Go through the records below and copy out every line holding "this".

→ MATERIAL PROVIDED
___
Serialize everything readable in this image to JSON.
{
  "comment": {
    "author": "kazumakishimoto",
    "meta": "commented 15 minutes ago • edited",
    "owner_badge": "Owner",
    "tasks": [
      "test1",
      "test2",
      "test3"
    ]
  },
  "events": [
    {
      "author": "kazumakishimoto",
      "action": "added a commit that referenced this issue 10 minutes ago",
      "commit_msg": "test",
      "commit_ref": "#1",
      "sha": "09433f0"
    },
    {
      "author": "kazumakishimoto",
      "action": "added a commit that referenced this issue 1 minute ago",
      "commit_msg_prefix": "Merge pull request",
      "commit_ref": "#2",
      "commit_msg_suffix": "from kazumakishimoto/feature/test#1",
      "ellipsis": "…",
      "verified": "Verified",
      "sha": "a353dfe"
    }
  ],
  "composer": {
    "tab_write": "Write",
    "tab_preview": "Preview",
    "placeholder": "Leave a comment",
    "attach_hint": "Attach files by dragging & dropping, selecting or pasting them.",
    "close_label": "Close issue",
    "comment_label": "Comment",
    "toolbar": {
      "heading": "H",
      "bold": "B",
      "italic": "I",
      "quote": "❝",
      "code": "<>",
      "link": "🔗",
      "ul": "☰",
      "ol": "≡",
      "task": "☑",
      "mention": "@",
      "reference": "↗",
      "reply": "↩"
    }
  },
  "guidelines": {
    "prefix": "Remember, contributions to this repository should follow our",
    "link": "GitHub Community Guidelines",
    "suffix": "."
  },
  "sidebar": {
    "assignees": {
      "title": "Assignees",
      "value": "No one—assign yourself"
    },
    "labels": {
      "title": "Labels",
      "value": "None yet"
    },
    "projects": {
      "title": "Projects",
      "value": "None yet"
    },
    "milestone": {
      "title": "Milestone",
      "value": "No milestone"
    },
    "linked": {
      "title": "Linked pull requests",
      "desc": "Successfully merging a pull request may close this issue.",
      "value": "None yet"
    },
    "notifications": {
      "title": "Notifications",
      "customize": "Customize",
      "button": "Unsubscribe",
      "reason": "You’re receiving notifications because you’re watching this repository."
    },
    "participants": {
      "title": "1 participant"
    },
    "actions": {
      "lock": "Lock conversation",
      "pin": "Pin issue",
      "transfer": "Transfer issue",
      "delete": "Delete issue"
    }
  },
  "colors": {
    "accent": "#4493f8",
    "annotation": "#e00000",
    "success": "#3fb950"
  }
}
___
→ YOUR SOLUTION
Serialize everything readable in this image to JSON.
      "action": "added a commit that referenced this issue 10 minutes ago",
      "action": "added a commit that referenced this issue 1 minute ago",
    "prefix": "Remember, contributions to this repository should follow our",
      "desc": "Successfully merging a pull request may close this issue.",
      "reason": "You’re receiving notifications because you’re watching this repository."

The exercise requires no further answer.